My problem is that my boss won’t support me. In fact, he’s told me not to raise the subject with R&D. I understand this is political. But it’s had a chilling effect. Fewer people are attending my data governance meetings, and even a recent Lunch and Learn session turned out to be sparsely attended. I feel like I’m going backward.

I just received my review. My boss gave me a raise below cost of living and some terse feedback, nothing specific. I’ve tried to get the support of some of my old users. They know what I’ve done and can vouch for my work. But even they don’t seem enthusiastic.

I’m at a loss for what’s going on. I’m feeling invisible. Any advice for what to do? 

--Gretchen in New Jersey

Gretchen, you’ve served your company well, and they’re lucky to have you. I suspect that neither your boss nor your users fully understand the historical contributions you’ve made to the company, and how much of the current analytics program is due to your contributions.

One possible problem is that people are growing tired of the data conversation. Data governance was ultra-hot a few years ago, but now many companies have ingested data quality and management functions into their business operations. Data governance is less discrete than it used to be.

Putting that aside, we have to be honest about the possibility that your company is not taking you seriously. How do you know? Read these 10 questions and note the FIRST answer that pops into your head:

  1. When you ask for time with your boss, does it take her more than a week to respond? Or does she neglect to respond at all?
  2. Have answers to your questions about direction or decisions by superiors been dismissed with little to no explanation?
  3. Has it been more three months since a subordinate or coworker has approached you for advice or counsel?
  4. Are you included in decisions that require consensus?
  5. Have there been meetings or conference calls you felt you should have been invited to, but weren’t?
  6. Are superiors’ replies to your emails typically a sentence or less, with no suggested action or follow-up?
  7. Has it been a while since you or your team’s work has been cited by someone outside your team?
  8. Have your requests for training or employee development been denied?
  9. Has a superior told you to stop doing something you’re doing?
  10. Have important work conversations included topics you’ve already discussed with others? Do you find that you’re repeating yourself?

If your immediate answer to six or more of these questions is “yes,” you have some decisions to make. It can be hard to face some of these truths. But it can be even harder to ignore them. You’re being marginalized in your workplace.

You have two choices. One is to go official. Request an in-person meeting with your boss. Emphasize that this is about your job status.
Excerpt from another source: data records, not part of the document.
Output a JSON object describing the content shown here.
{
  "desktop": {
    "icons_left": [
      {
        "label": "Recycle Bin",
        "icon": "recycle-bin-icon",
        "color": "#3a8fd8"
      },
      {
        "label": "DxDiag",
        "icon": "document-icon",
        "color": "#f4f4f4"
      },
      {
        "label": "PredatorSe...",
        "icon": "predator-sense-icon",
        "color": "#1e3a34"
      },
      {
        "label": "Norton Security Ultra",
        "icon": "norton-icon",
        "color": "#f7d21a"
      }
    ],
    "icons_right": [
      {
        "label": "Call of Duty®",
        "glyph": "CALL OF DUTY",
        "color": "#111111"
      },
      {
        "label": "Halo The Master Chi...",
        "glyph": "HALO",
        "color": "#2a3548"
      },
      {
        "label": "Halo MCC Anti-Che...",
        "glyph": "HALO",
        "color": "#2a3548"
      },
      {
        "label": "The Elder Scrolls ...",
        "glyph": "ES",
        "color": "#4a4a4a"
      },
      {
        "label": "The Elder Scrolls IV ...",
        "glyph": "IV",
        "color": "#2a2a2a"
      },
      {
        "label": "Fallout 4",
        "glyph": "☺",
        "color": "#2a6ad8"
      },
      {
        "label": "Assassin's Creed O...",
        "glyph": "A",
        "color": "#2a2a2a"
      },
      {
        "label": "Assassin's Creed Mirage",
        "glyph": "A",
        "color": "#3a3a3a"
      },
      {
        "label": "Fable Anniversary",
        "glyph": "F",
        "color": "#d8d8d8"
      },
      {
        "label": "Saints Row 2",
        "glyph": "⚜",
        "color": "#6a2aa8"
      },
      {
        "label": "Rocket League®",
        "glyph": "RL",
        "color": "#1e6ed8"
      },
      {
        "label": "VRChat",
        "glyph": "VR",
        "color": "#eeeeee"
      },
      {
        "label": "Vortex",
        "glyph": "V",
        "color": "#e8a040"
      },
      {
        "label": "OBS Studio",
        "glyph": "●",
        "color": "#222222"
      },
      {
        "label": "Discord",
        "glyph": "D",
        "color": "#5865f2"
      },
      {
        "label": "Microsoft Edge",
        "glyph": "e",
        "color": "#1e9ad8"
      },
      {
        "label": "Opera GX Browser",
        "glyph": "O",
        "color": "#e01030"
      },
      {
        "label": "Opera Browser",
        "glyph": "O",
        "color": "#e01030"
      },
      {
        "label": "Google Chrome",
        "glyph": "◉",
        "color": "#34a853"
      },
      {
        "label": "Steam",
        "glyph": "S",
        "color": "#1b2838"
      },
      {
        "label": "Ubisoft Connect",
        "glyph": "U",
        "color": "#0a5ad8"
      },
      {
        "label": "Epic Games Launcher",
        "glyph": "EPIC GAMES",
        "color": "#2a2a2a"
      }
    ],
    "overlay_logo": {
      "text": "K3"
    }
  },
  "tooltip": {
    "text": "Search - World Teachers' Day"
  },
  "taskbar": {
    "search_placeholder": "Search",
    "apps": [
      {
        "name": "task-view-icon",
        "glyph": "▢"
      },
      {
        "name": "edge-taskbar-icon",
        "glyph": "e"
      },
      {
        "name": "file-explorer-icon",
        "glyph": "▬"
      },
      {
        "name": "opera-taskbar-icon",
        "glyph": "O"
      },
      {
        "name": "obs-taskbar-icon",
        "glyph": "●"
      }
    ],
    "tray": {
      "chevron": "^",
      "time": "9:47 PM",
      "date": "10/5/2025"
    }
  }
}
If she doesn’t respond to your request within 48 hours, contact HR. Explain that you’d like an honest assessment of your work performance and your future at the company.

Your other choice is to admit that you might be stagnating and are ready to move on. Update your LinkedIn profile, write a few articles or blog posts that highlight your experience, and start networking. You’ve served your company admirably and learned a lot in the process. It’s hard, but as Emerson said, “Every wall is a door.” It might be time to walk on through to your next opportunity.

Original post on “Q&A with Jill Dyché” column on Upside.com

Is Data for Good Really That Good?

Is Data for Good Really That Good?

Ruled by the Tyranny of Consensus? Your Corporate Culture is the Problem

Ruled by the Tyranny of Consensus? Your Corporate Culture is the Problem